Due to the small quantity of this starter, if the recipe you’re going to bake requires more starter to create a levain or mix directly into a dough, you’ll have to scale up your starter to cover the requirement. Many of the recipes here at my site require very little starter because I typically create a levain (which essentially scales up the pre-ferment, see more on what a levain is here). But in the case where you need a large pre-ferment, let’s look at an example to see how this is done.
Let’s say you wanted to make my sourdough fougasse, which calls for 173g of ripe sourdough starter. When your smaller sourdough starter is ripe it will produce about 55g of starter. You need to scale up your starter at the next refreshment to cover, let’s say, 190g (this way you have a little leftover starter to keep in the jar to keep your culture going with a little buffer).
Add the following to your starter jar (making sure it will hold 190g without overflowing!):
|17g||Ripe sourdough starter (carryover)||20%|
|85g||All-purpose white flour||100%|
The above will yield around 187g of ripe starter after 12 hours kept at room temperature.
The key is to keep the same ratio of ingredients in baker’s percentages: 20% starter, 100% water, and as always, 100% flour. In this way, you should expect the same level of activity, time to ripe, and signs for when it’s ready (assuming you’re using the same flour and it’s kept at the same temperature as before), all the while attempting to keep the same balance of bacteria and wild yeast.

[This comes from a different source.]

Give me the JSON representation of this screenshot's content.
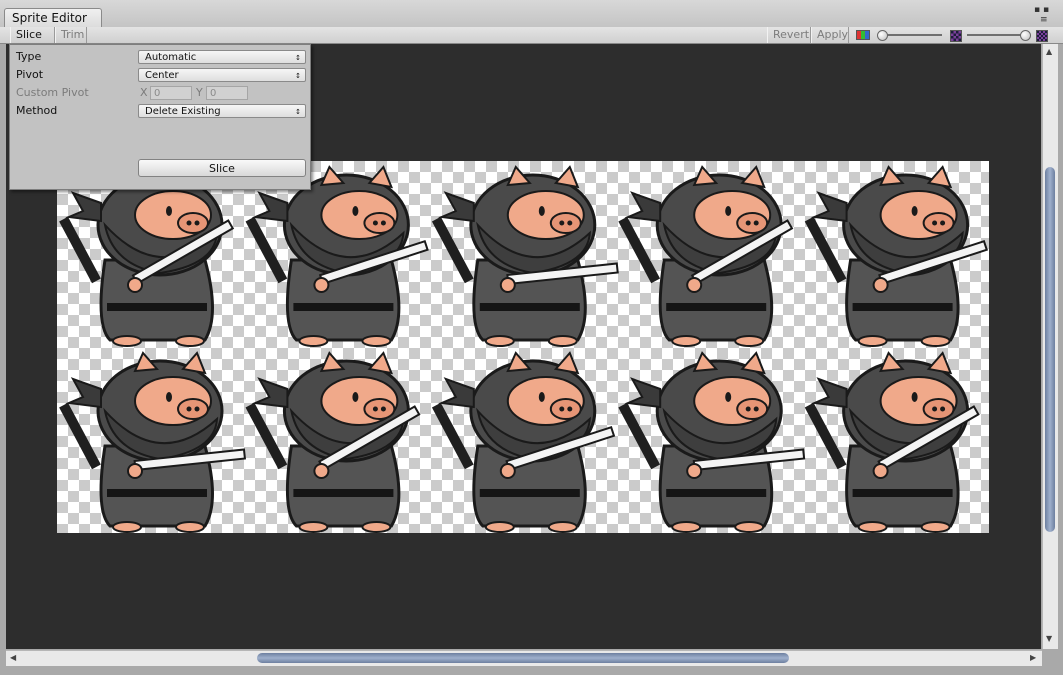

Why Not Use the Refrigerator?
A refrigerator is a great tool for slowing your starter’s activity, and it’s sometimes an approach I’ll take for a week or less, but I don’t like to keep my starter in the fridge longer than a week if I’m not traveling. When I take my starter out of the fridge, it takes a day or two to get back up to full strength, and generally, the health of my starter starts to suffer if left unattended for more than a week.
When I turn to the fridge, I use my weekend baking schedule to keep feedings to a minimum during the week, but then take it out a few days before baking to ramp it back up and prepare for baking.
The benefit of maintaining a smaller sourdough starter is the discard at each refreshment is minimal, and my starter is ready—and at full strength—to make bread every day.
Why Maintain a Larger Starter?
So with all this, why would one ever maintain a larger sourdough starter instead of just keeping a smaller one to reduce waste?
Over the years, I’ve found keeping around 200g of starter ready to go at any time ideal for the amount of baking I do here at home. In addition, I regularly make sourdough pancakes, sourdough waffles (see the next section), and even a sourdough galette from time-to-time. Having that excess starter almost always gets used in some way, and if it doesn’t directly go into a baked good, the excess sourdough starter goes in my compost pile.
My typical feeding schedule means my starter is at full power and ready to go when I need it for the amount of baking I typically do—but sometimes scaling things back to “maintenance mode” is the right option to ensure I can still bake but in a reduced capacity.
What to do With Starter Discard?
Maintaining this small sourdough starter means much less discard than maintaining a larger starter, but there will always be some discard. One approach is to save up all this discard in one container in the fridge in what I like to call a sourdough starter cache. Then, use all this at once in a starter discard recipe or my sourdough waffles, pancakes, or banana bread at the end of the week.
If you haven’t tried my simple weekday sourdough bread that’s the next place to turn; with this starter, you can make two loaves of sourdough during the busy work week without having to scale up the starter refreshments. This smaller sourdough starter maintenance routine and that weekday recipe are an effective team: minimal waste, minimal fuss, and healthy sourdough bread any day of the week.
If you try this smaller sourdough starter, I’d love to see how you use it! Tag @maurizio on Instagram and hashtag your photo #theperfectloaf so I can take a look.